Second, stringent demand letter requirements are not an efficient solution to curbing patent trolls. The proposed reforms against demand letters by the Innovation act are too broad; they have the potential to stifle innovation. Patent owners acting in good faith would not be able to legitimately enforce their patent rights, creating an ineffective patent system and reducing the incentives for innovation. Qualcomm Incorporated, one of the leading companies within the telecommunications sector, manages a portfolio that contains at least 13,000 US patents.
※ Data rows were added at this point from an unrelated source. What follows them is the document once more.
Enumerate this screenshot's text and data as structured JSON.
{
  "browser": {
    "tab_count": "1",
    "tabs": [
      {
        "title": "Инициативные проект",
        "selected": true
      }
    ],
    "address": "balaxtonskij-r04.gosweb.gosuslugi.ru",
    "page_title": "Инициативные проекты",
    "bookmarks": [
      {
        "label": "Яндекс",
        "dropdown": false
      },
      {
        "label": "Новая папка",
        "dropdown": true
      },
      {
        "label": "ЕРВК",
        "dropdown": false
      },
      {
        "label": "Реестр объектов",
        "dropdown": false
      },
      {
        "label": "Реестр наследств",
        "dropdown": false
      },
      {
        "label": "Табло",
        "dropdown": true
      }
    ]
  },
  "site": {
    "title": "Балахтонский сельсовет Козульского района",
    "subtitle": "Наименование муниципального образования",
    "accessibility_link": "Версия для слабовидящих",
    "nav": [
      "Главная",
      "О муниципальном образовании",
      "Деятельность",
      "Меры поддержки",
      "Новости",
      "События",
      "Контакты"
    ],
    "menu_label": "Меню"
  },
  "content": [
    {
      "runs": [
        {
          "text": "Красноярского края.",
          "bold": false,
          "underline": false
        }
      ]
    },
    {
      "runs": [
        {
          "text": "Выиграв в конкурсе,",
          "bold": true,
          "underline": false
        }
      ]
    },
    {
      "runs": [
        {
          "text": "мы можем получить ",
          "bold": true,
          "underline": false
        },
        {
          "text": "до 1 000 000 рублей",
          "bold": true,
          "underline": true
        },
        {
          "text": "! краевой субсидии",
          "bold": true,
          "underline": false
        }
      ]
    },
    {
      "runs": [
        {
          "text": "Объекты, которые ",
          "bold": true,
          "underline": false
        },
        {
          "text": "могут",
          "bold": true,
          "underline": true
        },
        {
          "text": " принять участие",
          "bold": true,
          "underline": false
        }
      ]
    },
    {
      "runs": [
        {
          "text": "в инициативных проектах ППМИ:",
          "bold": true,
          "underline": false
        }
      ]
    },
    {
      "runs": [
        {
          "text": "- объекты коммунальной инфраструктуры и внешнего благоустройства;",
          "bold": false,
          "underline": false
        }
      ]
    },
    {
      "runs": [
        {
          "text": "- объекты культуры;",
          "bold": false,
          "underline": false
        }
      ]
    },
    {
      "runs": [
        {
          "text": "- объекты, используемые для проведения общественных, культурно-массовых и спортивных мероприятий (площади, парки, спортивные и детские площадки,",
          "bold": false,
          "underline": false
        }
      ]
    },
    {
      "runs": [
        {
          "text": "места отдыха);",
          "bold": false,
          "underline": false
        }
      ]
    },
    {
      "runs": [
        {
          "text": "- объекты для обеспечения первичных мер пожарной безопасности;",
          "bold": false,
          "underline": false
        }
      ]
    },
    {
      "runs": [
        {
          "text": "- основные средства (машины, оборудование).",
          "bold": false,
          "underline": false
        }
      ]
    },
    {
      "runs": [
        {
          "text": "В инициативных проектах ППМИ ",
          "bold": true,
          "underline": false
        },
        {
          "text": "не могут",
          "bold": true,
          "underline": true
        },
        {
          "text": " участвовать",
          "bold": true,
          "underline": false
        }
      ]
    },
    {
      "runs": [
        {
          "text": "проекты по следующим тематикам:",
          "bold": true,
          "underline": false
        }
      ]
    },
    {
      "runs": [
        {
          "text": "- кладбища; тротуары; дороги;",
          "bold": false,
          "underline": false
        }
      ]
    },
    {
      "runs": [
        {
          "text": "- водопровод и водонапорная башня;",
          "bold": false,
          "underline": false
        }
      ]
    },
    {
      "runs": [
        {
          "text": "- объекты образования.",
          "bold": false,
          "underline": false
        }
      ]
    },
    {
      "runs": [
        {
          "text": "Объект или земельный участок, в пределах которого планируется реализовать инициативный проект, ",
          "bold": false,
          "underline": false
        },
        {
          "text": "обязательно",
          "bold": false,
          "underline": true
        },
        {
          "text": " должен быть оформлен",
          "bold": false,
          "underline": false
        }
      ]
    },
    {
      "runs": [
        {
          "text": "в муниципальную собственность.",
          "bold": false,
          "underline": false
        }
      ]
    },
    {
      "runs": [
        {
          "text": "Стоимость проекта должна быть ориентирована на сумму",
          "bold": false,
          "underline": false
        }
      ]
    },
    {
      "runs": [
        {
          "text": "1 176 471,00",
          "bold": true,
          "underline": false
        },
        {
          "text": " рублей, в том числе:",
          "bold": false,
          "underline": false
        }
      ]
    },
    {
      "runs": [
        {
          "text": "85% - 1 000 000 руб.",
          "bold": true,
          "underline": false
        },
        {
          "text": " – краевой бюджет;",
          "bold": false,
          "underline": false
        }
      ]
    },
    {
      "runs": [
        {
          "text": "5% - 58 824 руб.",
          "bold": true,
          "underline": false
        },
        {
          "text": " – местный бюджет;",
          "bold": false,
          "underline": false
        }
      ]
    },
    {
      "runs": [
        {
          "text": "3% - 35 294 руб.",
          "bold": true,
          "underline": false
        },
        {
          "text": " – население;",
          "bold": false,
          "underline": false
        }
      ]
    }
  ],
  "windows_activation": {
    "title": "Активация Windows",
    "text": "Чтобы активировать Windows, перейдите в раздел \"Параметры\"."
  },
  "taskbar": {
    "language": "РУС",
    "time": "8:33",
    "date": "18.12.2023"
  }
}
As a company that relies on the current patent system to protect its innovations, Qualcomm stated that "the appropriate goal of the legislation should be to identify, and empower the FTC to address, only those demand letters that are sent in bad faith" [12].

Empowering the FTC

Skeptics of the Federal Trade Commission’s (FTC) effectiveness may question how well the commission would handle patent trolls that have heavy financial and litigation muscle. However, these skeptics should remember that the Federal Trade Commission has already demonstrated willingness and ability to address patent trolls. In the 2014 investigation regarding MPHJ Technology Investments, LLC, the FTC found more than 16,000 demand letters sent to small businesses. Subsequently, the FTC prohibited MPHJ from asserting "false or unsubstantiated representations" regarding a patent's licensing activity or the potentiality and imminence of a lawsuit. [13] However, the FTC did not award any damages to small businesses that fell victim to this patent troll.

The bad faith standard in legislation such as the Targeting Rogue and Opaque Letters (TROL) Act provides a high standard that the FTC must meet in its patent trolls investigations. Bad faith refers to "'clear and convincing evidence' that the infringement assertions are 'objectively baseless' to avoid dismissal on summary judgment or a motion to dismiss." [14] In the case of an FTC investigation, the commission would have to show that a demand letter written by an alleged patent troll demonstrated bad faith assertions. Some examples of these bad faith assertions include, but are not limited to, falsely claiming the existence of a pending lawsuit, previous patent infringements, and even the valid ownership of a patent. The authors of the issue brief will note that determining the bad faith nature of demand letters sets a high standard for the FTC. However, such a high standard will protect legitimate patent assertion entities against unreasonable investigations and sanctions.

Recommendations on Curbing Patent Troll Activity

Legislation that enacts sweeping reform of the patent system will not help curb patent troll activity. This type of reform only weakens patent protection for legitimate patent holders and patent trolls alike and does not deter patent trolls from engaging in abusive or frivolous litigation. The Innovation Act and PATENT Act would exceed what is needed to reduce the activity done by a small number of patent trolls by raising the costs and risks for all legitimate patent holders to enforce their patent rights in court or defend themselves from larger companies. Any legislation that would alter the current patent system should target the specific actions used by patent trolls and should not propose broad reforms that change the procedure used to enforce patents. For example, legislation like the recently proposed STRONG Patents Act gives the FTC the power to determine that certain demand letters are in "bad faith" and penalize the companies that issue these letters, but also specifically protects mistakes that were made in good faith.

Congress last passed comprehensive patent reform only five years ago, in 2011, and the unintended consequences from those changes are still appearing. [15] Without carefully analyzing the potential effects of broad reform, Congress should not rush to combat the small amount of abusive litigation activity with sweeping changes that negatively affect everyone.